Requirement
Retype all the records with nothing changed.
Segment Start: Data extracts
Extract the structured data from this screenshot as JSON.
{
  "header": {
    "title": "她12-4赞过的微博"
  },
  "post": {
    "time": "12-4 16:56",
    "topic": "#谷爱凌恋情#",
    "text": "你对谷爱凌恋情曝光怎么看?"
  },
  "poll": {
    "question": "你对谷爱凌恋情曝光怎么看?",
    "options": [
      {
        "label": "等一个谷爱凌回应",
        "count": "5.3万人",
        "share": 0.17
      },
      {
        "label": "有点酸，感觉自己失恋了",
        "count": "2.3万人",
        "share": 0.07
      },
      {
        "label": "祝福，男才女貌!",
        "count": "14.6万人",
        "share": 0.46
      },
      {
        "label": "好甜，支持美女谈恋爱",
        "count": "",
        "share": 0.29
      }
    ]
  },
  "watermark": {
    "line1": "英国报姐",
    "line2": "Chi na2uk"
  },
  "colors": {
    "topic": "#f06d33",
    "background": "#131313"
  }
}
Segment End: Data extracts
Answer for the task
Extract the structured data from this screenshot as JSON.
{
  "header": {
    "title": "她12-4赞过的微博"
  },
  "post": {
    "time": "12-4 16:56",
    "topic": "#谷爱凌恋情#",
    "text": "你对谷爱凌恋情曝光怎么看?"
  },
  "poll": {
    "question": "你对谷爱凌恋情曝光怎么看?",
    "options": [
      {
        "label": "等一个谷爱凌回应",
        "count": "5.3万人",
        "share": 0.17
      },
      {
        "label": "有点酸，感觉自己失恋了",
        "count": "2.3万人",
        "share": 0.07
      },
      {
        "label": "祝福，男才女貌!",
        "count": "14.6万人",
        "share": 0.46
      },
      {
        "label": "好甜，支持美女谈恋爱",
        "count": "",
        "share": 0.29
      }
    ]
  },
  "watermark": {
    "line1": "英国报姐",
    "line2": "Chi na2uk"
  },
  "colors": {
    "topic": "#f06d33",
    "background": "#131313"
  }
}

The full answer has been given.